The tubing library draws segments one at a time. It uses glPushmatrix() and glPopmatrix() to orient each segment along the negative z-axis. The segment starts at z=0 and ends at some negative z-value (equal to the length of the segment). The segment is then drawn by calling glVertex3f() (and glNormal3F()) by drawing the 2D contour at z=0 and again at z=-len. (Of course, if the join style is one of the fancy ones, then the end-points are trimmed in a variety of ways, and do not land exactly on z=0, or z=-len, but they do come close). Note that glBegin() and glEnd() are called around each segment. (Note also that additional glBegins/Ends may be called to draw end-caps or filleting triangles for the more complex join styles.)

The obvious way to automatically generate textures is to warp the glVertex() and glNormal() functions, and compute texture coordinates based on the 3-space vertex and normal coordinates. This is essentially what the tubing code does, except that it passes some extra parameters. The glBegin calls are wrapped, and the integer segment number and the floating-point length of the segment are passed in. By knowing the segment number, and the segment length, the texture coordinates can be adjusted. Knowing the length allows the length to be accumulated, so that a texture is applied lengthwise along the extrusion. It is this accumulated length that is used in the FLAT and CYL mapping modes.

For each vertex, not only are the vertex x,y,z coordinates
available, but so is a contour vertex counter indicating
which contour vertex this corresponds to. There is also a
flag indicating whether the vertex corresponds to a front or
back vertex (*i.e.* a z=0 or z=-len vertex). Again, this
info can be used to avoid confusion when drawing the more
complex join styles.

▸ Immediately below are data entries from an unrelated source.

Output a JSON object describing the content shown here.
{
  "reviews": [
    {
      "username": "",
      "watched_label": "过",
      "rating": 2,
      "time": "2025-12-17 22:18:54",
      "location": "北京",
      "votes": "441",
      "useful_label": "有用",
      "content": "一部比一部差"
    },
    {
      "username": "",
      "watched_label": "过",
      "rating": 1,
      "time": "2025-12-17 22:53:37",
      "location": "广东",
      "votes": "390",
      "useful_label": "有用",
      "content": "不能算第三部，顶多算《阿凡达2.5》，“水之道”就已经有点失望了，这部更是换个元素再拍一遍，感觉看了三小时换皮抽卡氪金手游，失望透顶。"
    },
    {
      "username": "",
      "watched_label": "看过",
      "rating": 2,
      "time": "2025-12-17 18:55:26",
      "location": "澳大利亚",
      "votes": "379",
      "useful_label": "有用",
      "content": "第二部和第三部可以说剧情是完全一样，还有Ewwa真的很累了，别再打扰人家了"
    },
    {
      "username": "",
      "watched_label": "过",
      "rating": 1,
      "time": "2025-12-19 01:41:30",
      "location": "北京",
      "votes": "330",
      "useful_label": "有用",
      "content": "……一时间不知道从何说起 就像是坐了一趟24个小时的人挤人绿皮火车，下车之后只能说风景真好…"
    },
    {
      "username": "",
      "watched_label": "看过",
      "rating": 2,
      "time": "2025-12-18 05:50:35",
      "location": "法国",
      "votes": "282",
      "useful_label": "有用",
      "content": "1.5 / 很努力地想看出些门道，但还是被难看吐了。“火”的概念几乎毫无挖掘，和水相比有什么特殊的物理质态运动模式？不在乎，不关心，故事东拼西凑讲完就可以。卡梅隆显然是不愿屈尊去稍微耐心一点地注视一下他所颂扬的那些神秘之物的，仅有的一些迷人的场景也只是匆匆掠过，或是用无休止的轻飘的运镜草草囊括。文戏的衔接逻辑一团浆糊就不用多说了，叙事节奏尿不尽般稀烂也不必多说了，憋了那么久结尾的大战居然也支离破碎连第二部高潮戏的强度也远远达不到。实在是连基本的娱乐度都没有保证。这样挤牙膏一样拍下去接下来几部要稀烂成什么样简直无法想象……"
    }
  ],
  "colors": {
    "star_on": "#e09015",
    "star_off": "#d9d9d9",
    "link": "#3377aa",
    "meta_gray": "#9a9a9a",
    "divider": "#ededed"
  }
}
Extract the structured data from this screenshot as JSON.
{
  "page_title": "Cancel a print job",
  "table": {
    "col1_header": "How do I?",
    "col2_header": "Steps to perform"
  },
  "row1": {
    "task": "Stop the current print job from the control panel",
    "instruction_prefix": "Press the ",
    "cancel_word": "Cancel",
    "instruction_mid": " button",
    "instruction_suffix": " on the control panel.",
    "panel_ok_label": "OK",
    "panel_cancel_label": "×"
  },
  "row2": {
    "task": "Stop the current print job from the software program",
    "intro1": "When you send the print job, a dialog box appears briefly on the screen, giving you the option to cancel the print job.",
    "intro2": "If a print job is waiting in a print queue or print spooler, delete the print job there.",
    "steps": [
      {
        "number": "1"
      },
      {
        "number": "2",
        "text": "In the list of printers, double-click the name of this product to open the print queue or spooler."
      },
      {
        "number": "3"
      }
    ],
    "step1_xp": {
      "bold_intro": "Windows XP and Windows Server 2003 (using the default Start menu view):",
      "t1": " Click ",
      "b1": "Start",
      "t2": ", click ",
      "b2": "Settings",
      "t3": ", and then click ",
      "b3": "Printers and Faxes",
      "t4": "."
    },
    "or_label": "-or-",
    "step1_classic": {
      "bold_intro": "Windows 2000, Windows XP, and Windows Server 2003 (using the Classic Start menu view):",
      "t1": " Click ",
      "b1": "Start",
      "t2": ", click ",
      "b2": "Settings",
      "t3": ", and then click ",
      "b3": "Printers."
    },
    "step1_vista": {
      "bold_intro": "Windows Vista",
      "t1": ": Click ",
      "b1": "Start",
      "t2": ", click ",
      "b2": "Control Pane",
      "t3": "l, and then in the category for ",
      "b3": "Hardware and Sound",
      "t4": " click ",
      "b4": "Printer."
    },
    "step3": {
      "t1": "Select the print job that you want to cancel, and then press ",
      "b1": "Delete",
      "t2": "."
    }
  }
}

- Hint: Confused? RUN THE DEMOS! The best way to understand what all the different texture modes are doing is to see them in action.
- Hint: The texture matrix can be used to your advantage! That is, you can use glMatrixMode(GL_TEXTURE) to control how textures are mapped to the surface. In particular, you may/will want to use it to to rescale the V coordinate.
- The origin of the contour will in general change the vertex x's and y's, thus changing the texture coordinates.
- The contour "up" vector will NOT influence the texture coordinates.
- For the FLAT and CYL modes, the accumulated length really is the accumulated length of the segments in modeling coordinates. Unless the extrusion is very small, this length will probably be much larger than 1.0, and so the resulting texture coordinate will wrap. You will generally want to rescale the "V" coordinate to make the texture map fit.
- If the texture is "swimming" around on the surface in an undesired way, try using the "MODEL" version of the texture generation flag.
- Typically, you will NOT want to use the "SPH" versions of the texture generation engine unless you really, really have an extrusion for which spherical coordinates are appropriate. Most uses of extrusions are best handled with the "FLAT" and "CYL" generation methods.
- User-defined texture generation callbacks are not currently implemented, but these should be very, very easy to hack in as desired. It should be easy to let your imagination run wild in here. Look at texgen.c -- what needs to be done should be obvious, I hope. When in doubt, experiment.

Version 2.2.1 -- clean up texture documentation.